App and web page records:
[Start of Attachment]

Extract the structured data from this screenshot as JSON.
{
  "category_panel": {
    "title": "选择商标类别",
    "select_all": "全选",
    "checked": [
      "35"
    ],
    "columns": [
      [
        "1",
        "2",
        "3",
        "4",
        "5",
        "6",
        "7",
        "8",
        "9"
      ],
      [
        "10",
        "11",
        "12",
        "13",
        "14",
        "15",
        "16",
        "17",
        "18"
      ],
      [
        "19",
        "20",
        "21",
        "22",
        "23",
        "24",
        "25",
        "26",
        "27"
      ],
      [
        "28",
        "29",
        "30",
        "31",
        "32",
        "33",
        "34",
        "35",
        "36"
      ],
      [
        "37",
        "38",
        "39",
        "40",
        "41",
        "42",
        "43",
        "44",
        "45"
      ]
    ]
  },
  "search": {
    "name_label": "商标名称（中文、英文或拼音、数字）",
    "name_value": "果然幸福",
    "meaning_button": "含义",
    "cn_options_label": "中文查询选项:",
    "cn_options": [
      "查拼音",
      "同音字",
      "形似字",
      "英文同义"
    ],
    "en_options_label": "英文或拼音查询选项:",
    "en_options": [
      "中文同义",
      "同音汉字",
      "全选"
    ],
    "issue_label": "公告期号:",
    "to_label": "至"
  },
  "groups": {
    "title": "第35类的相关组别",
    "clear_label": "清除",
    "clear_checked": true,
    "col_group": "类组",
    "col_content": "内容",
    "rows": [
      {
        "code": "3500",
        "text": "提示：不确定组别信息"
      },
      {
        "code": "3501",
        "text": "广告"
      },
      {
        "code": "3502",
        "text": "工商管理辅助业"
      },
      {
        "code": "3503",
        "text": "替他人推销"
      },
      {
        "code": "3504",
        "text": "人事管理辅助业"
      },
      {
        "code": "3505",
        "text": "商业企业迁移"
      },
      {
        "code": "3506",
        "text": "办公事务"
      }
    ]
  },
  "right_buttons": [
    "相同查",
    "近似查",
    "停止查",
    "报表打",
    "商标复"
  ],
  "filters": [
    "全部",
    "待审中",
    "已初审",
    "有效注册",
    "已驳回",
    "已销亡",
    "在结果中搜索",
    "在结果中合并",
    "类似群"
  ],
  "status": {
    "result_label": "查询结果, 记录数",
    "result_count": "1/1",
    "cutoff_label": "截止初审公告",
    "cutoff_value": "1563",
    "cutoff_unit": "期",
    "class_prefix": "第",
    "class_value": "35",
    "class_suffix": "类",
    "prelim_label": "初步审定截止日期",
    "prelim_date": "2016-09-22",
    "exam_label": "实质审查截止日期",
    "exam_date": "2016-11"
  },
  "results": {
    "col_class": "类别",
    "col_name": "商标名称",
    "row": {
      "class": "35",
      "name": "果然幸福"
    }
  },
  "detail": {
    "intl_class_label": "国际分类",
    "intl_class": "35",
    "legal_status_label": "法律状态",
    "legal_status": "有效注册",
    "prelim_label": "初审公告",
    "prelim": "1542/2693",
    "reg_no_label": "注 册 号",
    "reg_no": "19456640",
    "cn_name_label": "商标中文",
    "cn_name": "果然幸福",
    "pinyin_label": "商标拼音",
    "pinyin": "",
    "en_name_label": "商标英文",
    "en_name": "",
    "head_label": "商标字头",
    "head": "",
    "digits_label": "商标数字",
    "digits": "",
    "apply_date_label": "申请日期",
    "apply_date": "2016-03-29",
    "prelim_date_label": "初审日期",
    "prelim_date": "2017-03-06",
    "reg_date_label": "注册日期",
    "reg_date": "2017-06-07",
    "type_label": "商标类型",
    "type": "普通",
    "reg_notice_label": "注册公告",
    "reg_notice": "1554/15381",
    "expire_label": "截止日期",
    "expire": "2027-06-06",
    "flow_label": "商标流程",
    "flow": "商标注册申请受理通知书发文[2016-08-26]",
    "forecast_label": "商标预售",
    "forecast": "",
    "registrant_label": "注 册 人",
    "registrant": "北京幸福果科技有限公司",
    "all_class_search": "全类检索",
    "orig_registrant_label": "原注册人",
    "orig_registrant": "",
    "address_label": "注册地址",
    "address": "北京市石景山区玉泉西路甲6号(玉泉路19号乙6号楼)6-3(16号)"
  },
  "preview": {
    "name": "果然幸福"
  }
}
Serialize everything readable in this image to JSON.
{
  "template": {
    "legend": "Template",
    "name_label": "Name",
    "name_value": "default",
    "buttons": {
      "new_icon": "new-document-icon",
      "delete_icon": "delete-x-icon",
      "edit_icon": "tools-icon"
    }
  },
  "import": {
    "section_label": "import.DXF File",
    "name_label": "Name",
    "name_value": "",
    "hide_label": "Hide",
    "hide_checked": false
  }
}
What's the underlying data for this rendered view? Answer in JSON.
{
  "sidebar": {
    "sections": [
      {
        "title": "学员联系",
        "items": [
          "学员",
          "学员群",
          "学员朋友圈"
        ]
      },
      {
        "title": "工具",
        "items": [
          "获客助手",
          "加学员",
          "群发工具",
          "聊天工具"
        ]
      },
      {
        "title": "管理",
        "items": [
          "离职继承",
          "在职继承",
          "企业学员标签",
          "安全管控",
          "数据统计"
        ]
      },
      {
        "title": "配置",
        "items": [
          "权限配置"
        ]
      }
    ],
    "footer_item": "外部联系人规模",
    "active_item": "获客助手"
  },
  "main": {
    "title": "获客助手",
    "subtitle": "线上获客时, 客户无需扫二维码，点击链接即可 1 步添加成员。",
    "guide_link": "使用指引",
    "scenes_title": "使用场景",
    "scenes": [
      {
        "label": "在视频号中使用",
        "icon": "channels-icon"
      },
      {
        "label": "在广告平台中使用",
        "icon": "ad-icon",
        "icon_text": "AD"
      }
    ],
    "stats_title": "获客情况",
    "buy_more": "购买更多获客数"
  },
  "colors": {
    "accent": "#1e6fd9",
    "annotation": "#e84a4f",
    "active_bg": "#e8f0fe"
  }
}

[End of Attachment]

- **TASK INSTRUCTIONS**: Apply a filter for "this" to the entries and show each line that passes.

- **SOLUTION BELOW**:
Extract the structured data from this screenshot as JSON.
Serialize everything readable in this image to JSON.
What's the underlying data for this rendered view? Answer in JSON.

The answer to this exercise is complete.